This Black funeral home is located at 1306 South Street in Nasdhville, is about 100 years old.

By Natalie R. Bell

NASHVILLE, TN — One of the most historically significant Black funeral home buildings in Nashville has stood for approximately 100 years at 1306 South Street, in the Edgehill neighborhood. 

The National Register of Historic Places recognizes African American funeral homes as expressions of entrepreneurial spirit and cultural responsibility.

During the era of legal racial segregation in the South, and for many years thereafter, Black funeral directors ran 24-hour operations caring for the living, as well as the sick and bereaved.
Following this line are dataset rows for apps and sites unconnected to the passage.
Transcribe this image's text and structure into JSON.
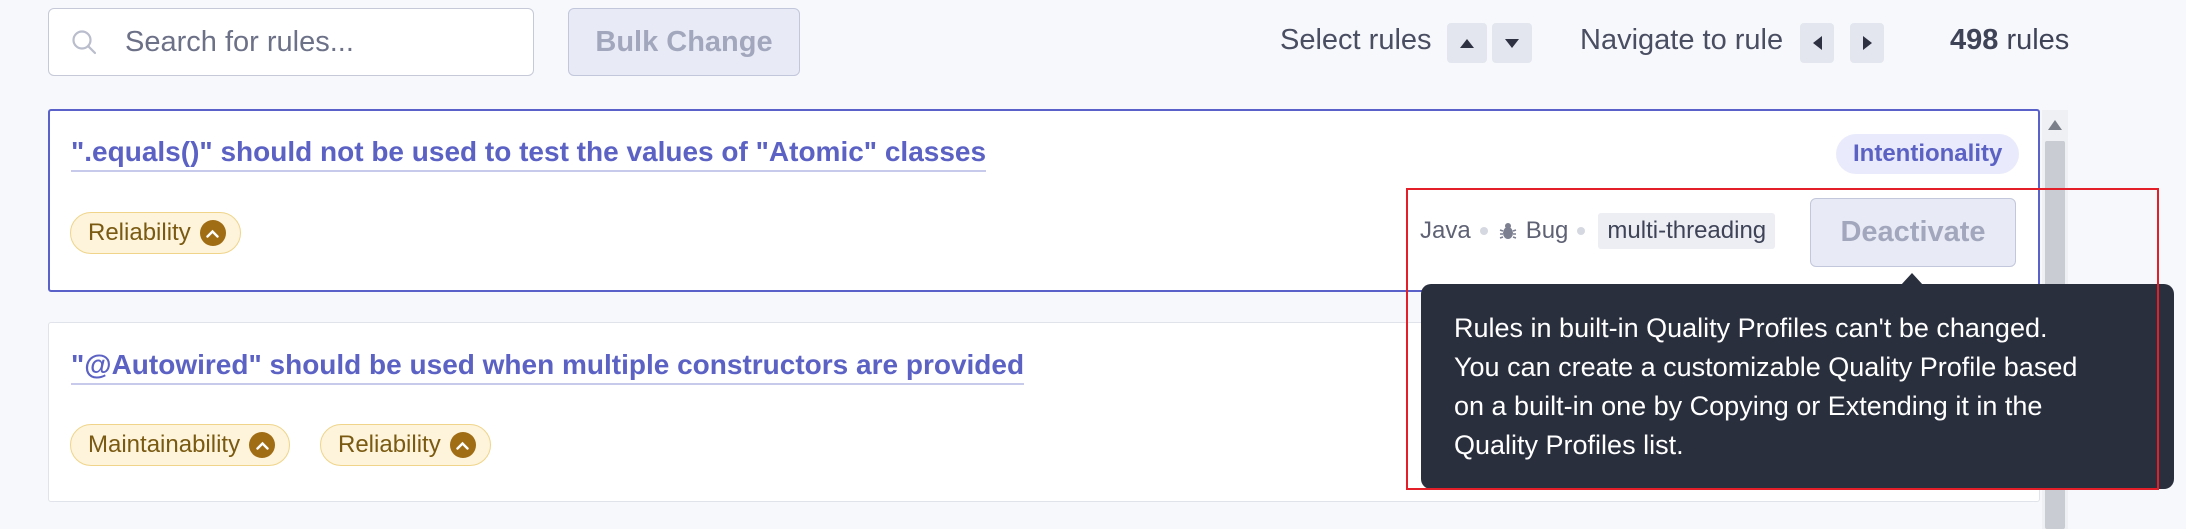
{
  "toolbar": {
    "search_placeholder": "Search for rules...",
    "bulk_change_label": "Bulk Change",
    "select_rules_label": "Select rules",
    "navigate_label": "Navigate to rule",
    "rule_count": "498",
    "rule_count_suffix": " rules"
  },
  "rules": [
    {
      "title": "\".equals()\" should not be used to test the values of \"Atomic\" classes",
      "tags": [
        "Reliability"
      ],
      "category_badge": "Intentionality",
      "language": "Java",
      "type": "Bug",
      "rule_tag": "multi-threading",
      "action_label": "Deactivate"
    },
    {
      "title": "\"@Autowired\" should be used when multiple constructors are provided",
      "tags": [
        "Maintainability",
        "Reliability"
      ]
    }
  ],
  "tooltip": {
    "lines": [
      "Rules in built-in Quality Profiles can't be changed.",
      "You can create a customizable Quality Profile based",
      "on a built-in one by Copying or Extending it in the",
      "Quality Profiles list."
    ]
  },
  "colors": {
    "accent": "#5b62c4",
    "tooltip_bg": "#2a2f3e",
    "tag_bg": "#fdf4db",
    "highlight": "#e3202a"
  }
}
Often their businesses were Black-owned, family-run enterprises, providing taxi, ambulance, as well as funeral services for Black families. 

In the early 1920s, the Zema Hill acquired the multi-tiered, Italianate, home on South Street, establishing it as the first black-owned business in the area. 

Thirty years later, in 1953, the Patton Brothers firm bought the building from Hill, and ushered in their distinctive brand of serving Black families in their most difficult time through the early twentieth-first century. 

Pioneer Black Funeral Directors Popularized Polar Bears in Edgehill

In the 1940s polar bears were placed outside the funeral home.

“Elder Hill was known for his elegance, good looks and magnetic preaching style,” writes Mitchell. “He not only arranged funerals, he also preached and sang at the services.” Known for his elegance, good looks and magnetic preaching style, Hill also founded a church in Nashville called Hill’s Tabernacle; the congregation still meets today at 916 Carruthers Street   

During the 1940s, Hill purchased four concrete polar bear statues, for $65 each, and placed two of them outside his funeral home to add what he called a “decorative touch.” He placed the other two statues at his residence on Edgehill Avenue. 

But when the Pattons moved into the funeral home in 1953, they ushered in their own disctinctive, identifying characteristic. 

It was Zema Hill who introduced the iconic polar bears to the Edgehill neighborhood, according to a profile, written by the late historian Reavis Mitchell, part of a series on local African American leaders.

“We didn’t think it was proper décor to have two big bears greet grieving people,” said Ed Patton, years later, in a 1980 interview with the Nashville Banner newspaper. 

“Quite a few things Zema Hill did were spectacular and flamboyant,” he said. “So when someone came over and asked for them (the polar bears), we gave them away.”

Elder Hill kept the other two Polar Bears at his residence. They began to appear in other places around the Edgehill, gaining in popularity, and becoming a symbol of the neighborhood.

Patton Descendant “Fascinated” With  Interior 

Jonathon Patton, the youngest of four descendants of the original Patton Brothers principals, said it was his grandmother, Mrs. Alice Otey Patton, who first expressed that the Polar Bears were “inappropriate” for a funeral establishment. “She ordered them removed from the funeral home’s property,” he said. 

Alice Otey Patton married Patton Brothers founder, Rev. J.T. Patton, in Franklin, TN. They later moved to Nashville. Rev. Patton had founded Patton Brothers in Franklin, 1908, the last days of horse-drawn funeral carriages. He began to expand his business to Nashville in the 1920s. When he acquired the building on South Street, the business grew to become the largest black-owned funeral directing establishment in Middle Tennessee. 

There were seven locations, said Jonathon: Franklin, Nashville, Mt. Pleasant, Dickson, Fulton, KY; and two locations in Michigan, Battle Creek and Kalamazoo. 

“I’ve always been fascinated with the historic character of the home that was made into a funeral home,” said, Jonathon of the building on South Street. His father, Edward, was the youngest son of the founder. When Edward and wife Mary Kathryn Jones first married, they were required to live in the upstairs apartment.  

The family business was run with a strict code of conventionality, said Jonathan. You did what you were asked to do.   

The business offices were located downstairs in the basement area. “There was an antique commode with a pull chain that you had to pull to flush. “That was always an allure, an attraction for me.”